GIVEN RECORDS START

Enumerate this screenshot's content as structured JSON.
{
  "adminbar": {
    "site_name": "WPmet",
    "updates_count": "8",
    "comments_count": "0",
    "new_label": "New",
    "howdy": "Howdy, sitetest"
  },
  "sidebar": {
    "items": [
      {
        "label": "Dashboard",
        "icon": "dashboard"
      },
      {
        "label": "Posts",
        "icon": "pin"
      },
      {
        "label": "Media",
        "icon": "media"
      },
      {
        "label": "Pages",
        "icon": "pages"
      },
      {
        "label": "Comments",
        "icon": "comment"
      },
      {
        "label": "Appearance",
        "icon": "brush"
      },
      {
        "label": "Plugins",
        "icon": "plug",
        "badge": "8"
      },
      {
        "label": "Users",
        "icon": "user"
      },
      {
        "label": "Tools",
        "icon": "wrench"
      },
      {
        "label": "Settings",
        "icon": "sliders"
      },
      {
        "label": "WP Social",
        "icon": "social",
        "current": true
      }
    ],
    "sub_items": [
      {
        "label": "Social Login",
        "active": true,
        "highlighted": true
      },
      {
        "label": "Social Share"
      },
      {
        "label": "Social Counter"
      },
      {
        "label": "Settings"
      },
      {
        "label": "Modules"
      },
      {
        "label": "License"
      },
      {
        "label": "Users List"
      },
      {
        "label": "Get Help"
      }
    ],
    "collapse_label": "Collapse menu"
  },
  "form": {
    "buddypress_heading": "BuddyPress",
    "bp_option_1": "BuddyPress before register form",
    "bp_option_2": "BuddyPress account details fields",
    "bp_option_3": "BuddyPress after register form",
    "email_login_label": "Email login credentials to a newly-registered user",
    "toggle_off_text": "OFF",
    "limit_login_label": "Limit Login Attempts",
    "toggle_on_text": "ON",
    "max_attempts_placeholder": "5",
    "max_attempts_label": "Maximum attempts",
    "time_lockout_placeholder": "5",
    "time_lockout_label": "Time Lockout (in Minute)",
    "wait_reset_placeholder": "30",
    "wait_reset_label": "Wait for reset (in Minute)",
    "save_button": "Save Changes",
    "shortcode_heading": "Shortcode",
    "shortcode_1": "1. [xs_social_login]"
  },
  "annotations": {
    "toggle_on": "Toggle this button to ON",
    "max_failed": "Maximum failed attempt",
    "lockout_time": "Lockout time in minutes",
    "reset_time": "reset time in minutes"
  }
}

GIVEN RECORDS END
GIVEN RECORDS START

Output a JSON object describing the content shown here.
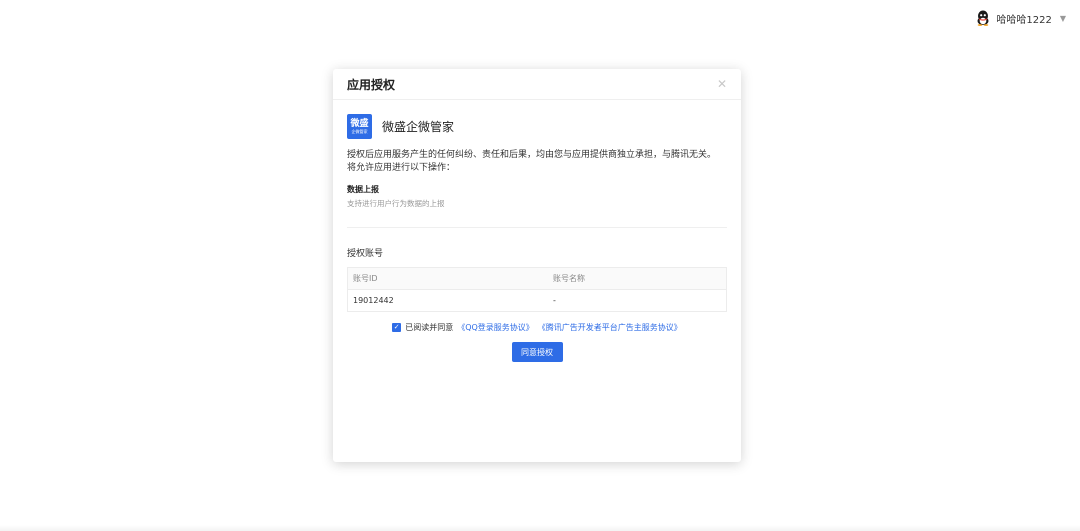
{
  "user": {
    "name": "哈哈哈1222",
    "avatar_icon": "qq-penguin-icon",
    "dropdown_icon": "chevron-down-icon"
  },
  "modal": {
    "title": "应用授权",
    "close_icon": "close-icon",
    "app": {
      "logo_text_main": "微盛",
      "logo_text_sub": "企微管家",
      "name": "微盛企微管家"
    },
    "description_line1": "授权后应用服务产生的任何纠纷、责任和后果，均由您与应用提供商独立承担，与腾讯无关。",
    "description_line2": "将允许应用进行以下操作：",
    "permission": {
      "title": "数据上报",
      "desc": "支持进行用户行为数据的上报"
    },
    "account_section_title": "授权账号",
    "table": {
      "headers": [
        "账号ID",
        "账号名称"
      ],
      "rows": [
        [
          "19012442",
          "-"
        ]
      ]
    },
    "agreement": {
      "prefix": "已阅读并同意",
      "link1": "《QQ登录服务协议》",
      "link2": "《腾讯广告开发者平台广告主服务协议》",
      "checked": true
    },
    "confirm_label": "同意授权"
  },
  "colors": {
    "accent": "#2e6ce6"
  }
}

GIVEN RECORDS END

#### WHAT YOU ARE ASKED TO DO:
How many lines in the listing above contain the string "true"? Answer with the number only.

#### ANSWER FOR THIS EXERCISE:
4